Dataset rows describing interfaces:

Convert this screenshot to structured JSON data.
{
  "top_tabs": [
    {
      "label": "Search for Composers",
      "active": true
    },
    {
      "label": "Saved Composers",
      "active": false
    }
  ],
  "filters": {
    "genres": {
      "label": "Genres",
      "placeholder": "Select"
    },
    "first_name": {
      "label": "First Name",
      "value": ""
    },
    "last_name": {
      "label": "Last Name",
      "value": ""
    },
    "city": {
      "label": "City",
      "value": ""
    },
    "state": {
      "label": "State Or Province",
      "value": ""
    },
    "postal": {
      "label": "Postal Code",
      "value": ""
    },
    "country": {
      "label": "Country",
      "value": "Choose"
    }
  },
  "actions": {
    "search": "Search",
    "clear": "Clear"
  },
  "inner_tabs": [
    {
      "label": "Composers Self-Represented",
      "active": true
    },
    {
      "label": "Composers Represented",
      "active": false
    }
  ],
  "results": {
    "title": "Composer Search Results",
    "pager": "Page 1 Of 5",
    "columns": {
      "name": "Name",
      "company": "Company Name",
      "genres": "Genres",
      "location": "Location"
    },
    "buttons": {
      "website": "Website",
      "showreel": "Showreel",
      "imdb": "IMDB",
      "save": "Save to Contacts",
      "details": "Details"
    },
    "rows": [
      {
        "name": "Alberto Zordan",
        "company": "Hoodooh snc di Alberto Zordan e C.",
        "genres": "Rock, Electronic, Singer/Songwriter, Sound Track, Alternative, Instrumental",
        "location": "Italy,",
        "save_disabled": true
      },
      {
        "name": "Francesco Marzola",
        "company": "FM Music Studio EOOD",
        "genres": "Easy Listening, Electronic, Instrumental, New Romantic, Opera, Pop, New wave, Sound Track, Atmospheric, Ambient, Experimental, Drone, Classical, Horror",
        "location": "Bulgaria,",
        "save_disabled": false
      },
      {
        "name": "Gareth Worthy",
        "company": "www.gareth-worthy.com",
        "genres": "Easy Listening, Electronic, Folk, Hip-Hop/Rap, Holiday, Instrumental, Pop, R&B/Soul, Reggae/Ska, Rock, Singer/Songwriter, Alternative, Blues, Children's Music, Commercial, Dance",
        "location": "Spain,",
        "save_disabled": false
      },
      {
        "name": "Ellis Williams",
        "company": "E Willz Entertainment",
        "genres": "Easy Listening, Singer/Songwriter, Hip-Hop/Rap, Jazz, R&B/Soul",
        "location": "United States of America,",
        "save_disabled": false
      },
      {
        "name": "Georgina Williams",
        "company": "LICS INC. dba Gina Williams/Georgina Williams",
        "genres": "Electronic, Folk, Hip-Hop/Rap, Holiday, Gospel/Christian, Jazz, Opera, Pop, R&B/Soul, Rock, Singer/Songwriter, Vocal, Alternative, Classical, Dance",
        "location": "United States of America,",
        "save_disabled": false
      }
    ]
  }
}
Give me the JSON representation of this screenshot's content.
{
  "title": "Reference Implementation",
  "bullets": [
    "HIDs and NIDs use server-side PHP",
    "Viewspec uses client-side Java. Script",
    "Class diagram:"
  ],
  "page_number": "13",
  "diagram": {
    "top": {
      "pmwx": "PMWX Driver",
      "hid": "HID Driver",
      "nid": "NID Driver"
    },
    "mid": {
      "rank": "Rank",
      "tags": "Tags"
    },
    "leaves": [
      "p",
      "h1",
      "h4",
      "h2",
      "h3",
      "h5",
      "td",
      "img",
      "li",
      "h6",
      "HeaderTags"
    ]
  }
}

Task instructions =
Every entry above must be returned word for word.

Exercise response =
Convert this screenshot to structured JSON data.
{
  "top_tabs": [
    {
      "label": "Search for Composers",
      "active": true
    },
    {
      "label": "Saved Composers",
      "active": false
    }
  ],
  "filters": {
    "genres": {
      "label": "Genres",
      "placeholder": "Select"
    },
    "first_name": {
      "label": "First Name",
      "value": ""
    },
    "last_name": {
      "label": "Last Name",
      "value": ""
    },
    "city": {
      "label": "City",
      "value": ""
    },
    "state": {
      "label": "State Or Province",
      "value": ""
    },
    "postal": {
      "label": "Postal Code",
      "value": ""
    },
    "country": {
      "label": "Country",
      "value": "Choose"
    }
  },
  "actions": {
    "search": "Search",
    "clear": "Clear"
  },
  "inner_tabs": [
    {
      "label": "Composers Self-Represented",
      "active": true
    },
    {
      "label": "Composers Represented",
      "active": false
    }
  ],
  "results": {
    "title": "Composer Search Results",
    "pager": "Page 1 Of 5",
    "columns": {
      "name": "Name",
      "company": "Company Name",
      "genres": "Genres",
      "location": "Location"
    },
    "buttons": {
      "website": "Website",
      "showreel": "Showreel",
      "imdb": "IMDB",
      "save": "Save to Contacts",
      "details": "Details"
    },
    "rows": [
      {
        "name": "Alberto Zordan",
        "company": "Hoodooh snc di Alberto Zordan e C.",
        "genres": "Rock, Electronic, Singer/Songwriter, Sound Track, Alternative, Instrumental",
        "location": "Italy,",
        "save_disabled": true
      },
      {
        "name": "Francesco Marzola",
        "company": "FM Music Studio EOOD",
        "genres": "Easy Listening, Electronic, Instrumental, New Romantic, Opera, Pop, New wave, Sound Track, Atmospheric, Ambient, Experimental, Drone, Classical, Horror",
        "location": "Bulgaria,",
        "save_disabled": false
      },
      {
        "name": "Gareth Worthy",
        "company": "www.gareth-worthy.com",
        "genres": "Easy Listening, Electronic, Folk, Hip-Hop/Rap, Holiday, Instrumental, Pop, R&B/Soul, Reggae/Ska, Rock, Singer/Songwriter, Alternative, Blues, Children's Music, Commercial, Dance",
        "location": "Spain,",
        "save_disabled": false
      },
      {
        "name": "Ellis Williams",
        "company": "E Willz Entertainment",
        "genres": "Easy Listening, Singer/Songwriter, Hip-Hop/Rap, Jazz, R&B/Soul",
        "location": "United States of America,",
        "save_disabled": false
      },
      {
        "name": "Georgina Williams",
        "company": "LICS INC. dba Gina Williams/Georgina Williams",
        "genres": "Electronic, Folk, Hip-Hop/Rap, Holiday, Gospel/Christian, Jazz, Opera, Pop, R&B/Soul, Rock, Singer/Songwriter, Vocal, Alternative, Classical, Dance",
        "location": "United States of America,",
        "save_disabled": false
      }
    ]
  }
}
Give me the JSON representation of this screenshot's content.
{
  "title": "Reference Implementation",
  "bullets": [
    "HIDs and NIDs use server-side PHP",
    "Viewspec uses client-side Java. Script",
    "Class diagram:"
  ],
  "page_number": "13",
  "diagram": {
    "top": {
      "pmwx": "PMWX Driver",
      "hid": "HID Driver",
      "nid": "NID Driver"
    },
    "mid": {
      "rank": "Rank",
      "tags": "Tags"
    },
    "leaves": [
      "p",
      "h1",
      "h4",
      "h2",
      "h3",
      "h5",
      "td",
      "img",
      "li",
      "h6",
      "HeaderTags"
    ]
  }
}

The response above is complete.